▶ [Your objective]
Every line of the following records that includes "title" should be copied.
======== Listed records ========
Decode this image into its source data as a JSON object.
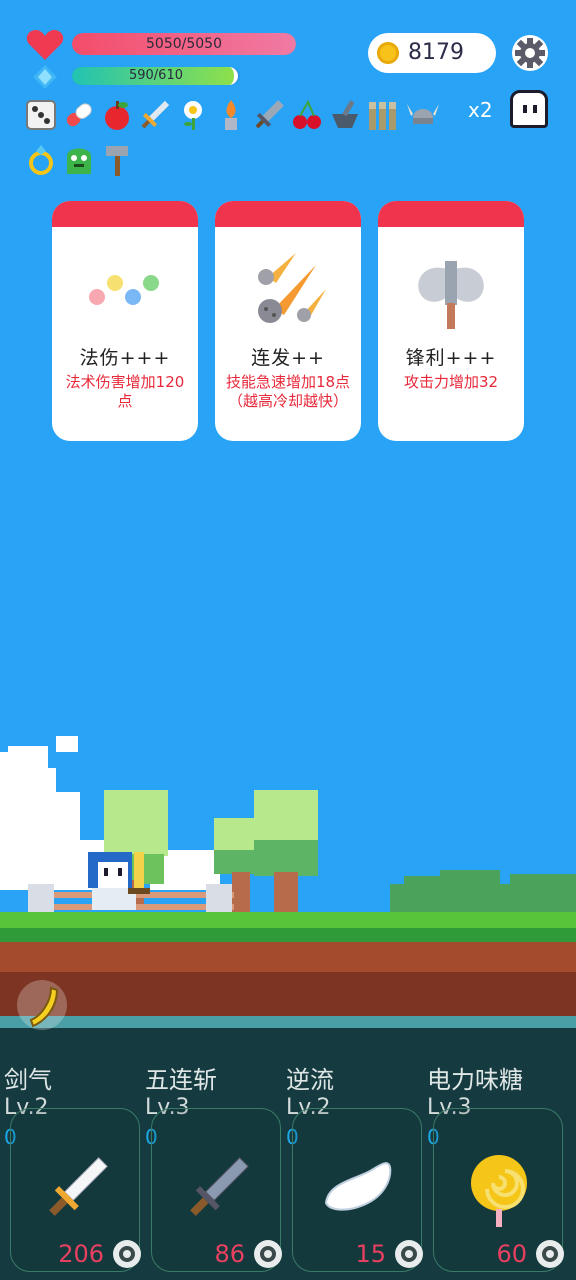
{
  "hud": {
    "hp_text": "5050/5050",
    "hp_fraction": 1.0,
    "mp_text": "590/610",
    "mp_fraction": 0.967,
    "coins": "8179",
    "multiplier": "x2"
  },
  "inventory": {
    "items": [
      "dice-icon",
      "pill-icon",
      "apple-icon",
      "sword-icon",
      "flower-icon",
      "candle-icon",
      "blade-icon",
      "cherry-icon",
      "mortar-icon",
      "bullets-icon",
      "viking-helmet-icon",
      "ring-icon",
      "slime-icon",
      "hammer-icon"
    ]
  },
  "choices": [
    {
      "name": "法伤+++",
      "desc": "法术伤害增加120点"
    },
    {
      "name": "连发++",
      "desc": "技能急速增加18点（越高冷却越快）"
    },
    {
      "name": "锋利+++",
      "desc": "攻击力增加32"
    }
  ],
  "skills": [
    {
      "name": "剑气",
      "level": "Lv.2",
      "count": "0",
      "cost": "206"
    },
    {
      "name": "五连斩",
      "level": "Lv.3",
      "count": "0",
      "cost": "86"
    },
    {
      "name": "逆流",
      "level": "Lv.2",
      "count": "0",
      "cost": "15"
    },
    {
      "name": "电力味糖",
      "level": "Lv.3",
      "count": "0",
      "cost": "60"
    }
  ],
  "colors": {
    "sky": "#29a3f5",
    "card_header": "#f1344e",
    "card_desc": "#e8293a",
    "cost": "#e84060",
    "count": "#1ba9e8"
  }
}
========
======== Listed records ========
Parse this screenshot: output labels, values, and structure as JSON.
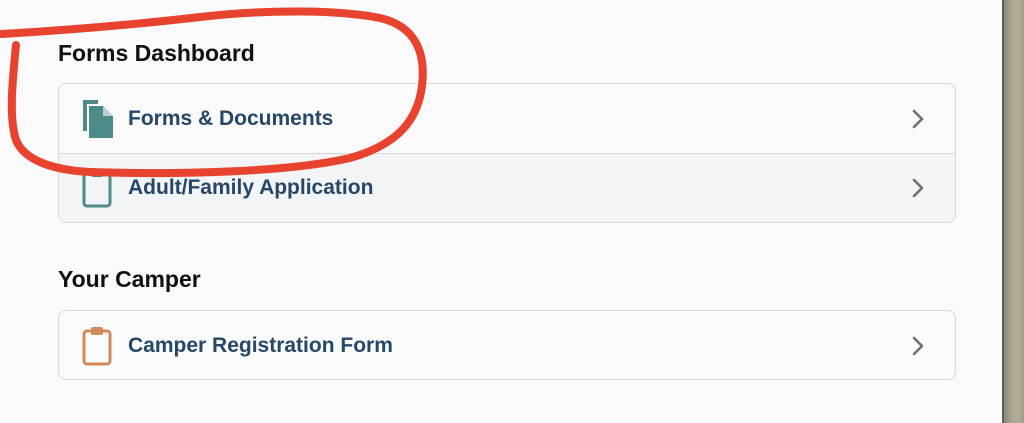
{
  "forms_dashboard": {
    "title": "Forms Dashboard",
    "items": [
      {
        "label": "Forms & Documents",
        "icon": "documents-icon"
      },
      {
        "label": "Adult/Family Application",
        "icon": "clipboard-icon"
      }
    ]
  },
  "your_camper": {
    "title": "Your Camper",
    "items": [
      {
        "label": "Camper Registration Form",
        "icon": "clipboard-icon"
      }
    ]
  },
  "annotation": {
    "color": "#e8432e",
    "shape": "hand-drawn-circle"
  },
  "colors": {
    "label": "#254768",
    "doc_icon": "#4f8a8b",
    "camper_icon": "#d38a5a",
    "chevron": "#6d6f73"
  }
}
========
▶ [Answer section]
    "title": "Forms Dashboard",
    "title": "Your Camper",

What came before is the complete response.